• [INPUT DATA]:
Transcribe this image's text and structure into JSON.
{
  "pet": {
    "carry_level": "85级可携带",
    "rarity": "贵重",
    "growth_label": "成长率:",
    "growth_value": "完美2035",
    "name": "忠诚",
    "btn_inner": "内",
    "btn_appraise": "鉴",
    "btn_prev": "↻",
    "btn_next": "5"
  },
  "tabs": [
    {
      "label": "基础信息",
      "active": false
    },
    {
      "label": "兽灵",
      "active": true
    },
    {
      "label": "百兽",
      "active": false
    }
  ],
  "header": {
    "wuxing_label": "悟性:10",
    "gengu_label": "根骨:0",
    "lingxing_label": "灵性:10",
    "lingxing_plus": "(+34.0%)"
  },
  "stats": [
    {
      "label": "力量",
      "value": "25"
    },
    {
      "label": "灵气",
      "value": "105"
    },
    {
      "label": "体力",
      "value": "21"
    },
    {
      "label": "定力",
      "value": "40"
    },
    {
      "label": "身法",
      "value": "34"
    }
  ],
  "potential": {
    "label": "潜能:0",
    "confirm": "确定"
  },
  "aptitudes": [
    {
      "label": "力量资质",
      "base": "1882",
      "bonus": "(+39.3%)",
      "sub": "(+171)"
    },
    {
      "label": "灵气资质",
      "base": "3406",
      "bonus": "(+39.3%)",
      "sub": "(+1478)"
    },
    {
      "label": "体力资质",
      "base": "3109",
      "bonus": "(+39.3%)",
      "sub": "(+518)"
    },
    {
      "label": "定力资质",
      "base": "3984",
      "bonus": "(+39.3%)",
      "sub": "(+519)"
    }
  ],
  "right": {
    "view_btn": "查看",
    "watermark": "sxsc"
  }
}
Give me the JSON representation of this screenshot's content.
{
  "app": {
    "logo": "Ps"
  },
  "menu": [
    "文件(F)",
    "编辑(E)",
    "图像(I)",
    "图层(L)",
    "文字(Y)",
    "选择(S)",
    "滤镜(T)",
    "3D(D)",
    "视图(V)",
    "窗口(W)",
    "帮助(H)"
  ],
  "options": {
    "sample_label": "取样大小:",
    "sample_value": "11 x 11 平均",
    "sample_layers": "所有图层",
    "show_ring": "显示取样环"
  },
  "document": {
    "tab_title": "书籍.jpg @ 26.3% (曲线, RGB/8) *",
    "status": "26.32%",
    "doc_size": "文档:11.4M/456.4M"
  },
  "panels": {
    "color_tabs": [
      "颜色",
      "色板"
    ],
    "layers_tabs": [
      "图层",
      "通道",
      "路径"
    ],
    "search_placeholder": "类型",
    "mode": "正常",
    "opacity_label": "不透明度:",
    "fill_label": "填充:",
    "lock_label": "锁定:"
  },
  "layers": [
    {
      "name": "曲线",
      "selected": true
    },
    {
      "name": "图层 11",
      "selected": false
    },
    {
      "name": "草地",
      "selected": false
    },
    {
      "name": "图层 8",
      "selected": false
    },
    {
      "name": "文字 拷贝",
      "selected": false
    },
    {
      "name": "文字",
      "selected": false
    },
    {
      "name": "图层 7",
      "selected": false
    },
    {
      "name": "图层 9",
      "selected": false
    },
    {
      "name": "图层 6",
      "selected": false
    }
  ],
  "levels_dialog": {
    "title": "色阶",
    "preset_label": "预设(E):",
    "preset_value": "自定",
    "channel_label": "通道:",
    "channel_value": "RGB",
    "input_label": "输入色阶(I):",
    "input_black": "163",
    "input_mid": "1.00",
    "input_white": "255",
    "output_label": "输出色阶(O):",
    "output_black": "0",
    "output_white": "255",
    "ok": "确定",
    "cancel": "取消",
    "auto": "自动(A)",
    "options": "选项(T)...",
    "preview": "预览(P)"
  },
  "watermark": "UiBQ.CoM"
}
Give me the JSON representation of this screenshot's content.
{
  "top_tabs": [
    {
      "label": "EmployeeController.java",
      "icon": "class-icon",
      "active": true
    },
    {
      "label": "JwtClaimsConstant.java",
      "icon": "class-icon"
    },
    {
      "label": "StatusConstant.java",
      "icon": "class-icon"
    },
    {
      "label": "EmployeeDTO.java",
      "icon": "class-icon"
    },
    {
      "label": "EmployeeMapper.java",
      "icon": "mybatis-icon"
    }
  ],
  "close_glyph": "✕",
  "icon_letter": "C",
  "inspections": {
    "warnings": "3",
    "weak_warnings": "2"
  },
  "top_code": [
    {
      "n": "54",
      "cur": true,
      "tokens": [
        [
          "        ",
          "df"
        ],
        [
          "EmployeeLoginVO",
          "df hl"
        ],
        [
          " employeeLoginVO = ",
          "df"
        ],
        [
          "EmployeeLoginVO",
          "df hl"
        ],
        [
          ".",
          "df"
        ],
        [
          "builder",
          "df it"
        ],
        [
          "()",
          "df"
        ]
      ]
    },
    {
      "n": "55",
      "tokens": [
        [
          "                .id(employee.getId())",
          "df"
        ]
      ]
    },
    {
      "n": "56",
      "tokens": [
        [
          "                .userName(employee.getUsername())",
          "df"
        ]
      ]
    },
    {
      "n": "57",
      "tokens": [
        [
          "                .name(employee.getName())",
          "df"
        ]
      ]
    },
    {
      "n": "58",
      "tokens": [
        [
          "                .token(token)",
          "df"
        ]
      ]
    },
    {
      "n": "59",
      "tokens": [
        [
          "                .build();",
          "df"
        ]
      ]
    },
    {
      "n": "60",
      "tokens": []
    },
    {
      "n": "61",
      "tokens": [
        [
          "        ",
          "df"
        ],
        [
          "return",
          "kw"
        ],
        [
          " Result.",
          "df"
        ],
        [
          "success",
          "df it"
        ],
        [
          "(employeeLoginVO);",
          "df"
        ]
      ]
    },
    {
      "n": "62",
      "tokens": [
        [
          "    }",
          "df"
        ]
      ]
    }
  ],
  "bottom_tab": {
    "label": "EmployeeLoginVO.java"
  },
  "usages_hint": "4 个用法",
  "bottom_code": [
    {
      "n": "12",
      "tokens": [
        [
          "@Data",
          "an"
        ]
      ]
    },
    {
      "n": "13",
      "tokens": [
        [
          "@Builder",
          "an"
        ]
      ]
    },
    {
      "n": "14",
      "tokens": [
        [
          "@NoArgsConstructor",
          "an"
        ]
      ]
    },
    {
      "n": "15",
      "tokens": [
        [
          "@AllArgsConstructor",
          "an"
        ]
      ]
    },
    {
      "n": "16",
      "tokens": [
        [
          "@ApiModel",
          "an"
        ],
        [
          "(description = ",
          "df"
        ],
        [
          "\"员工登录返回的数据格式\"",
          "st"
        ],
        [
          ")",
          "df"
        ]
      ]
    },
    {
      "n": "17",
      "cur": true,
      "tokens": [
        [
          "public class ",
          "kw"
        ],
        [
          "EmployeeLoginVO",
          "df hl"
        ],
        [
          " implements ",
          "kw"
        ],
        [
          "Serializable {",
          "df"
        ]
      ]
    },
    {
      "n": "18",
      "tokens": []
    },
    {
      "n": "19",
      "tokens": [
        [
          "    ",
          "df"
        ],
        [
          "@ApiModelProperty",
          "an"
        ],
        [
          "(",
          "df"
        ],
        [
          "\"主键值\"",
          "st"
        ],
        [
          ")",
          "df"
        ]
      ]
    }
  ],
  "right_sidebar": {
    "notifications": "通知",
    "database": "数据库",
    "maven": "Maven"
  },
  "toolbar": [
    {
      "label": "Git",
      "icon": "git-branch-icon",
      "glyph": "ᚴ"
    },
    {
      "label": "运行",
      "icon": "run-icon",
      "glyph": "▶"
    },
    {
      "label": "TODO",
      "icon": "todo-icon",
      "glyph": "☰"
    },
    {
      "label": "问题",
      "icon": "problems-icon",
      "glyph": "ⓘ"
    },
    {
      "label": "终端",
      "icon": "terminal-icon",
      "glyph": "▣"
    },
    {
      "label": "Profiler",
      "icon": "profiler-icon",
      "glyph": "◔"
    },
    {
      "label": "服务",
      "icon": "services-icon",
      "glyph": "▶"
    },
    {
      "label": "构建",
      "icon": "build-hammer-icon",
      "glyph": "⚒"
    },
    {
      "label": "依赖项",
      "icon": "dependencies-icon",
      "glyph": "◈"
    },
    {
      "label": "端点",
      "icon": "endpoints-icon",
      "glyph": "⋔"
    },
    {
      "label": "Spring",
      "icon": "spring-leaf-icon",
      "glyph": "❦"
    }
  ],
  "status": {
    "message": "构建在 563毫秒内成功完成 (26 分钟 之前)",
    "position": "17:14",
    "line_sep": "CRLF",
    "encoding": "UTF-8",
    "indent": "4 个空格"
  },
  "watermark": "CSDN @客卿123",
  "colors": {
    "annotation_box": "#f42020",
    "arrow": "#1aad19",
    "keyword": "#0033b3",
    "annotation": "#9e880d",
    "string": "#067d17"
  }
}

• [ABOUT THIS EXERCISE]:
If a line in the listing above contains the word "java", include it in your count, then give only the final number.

• [OUTPUT OF THE TASK]:
6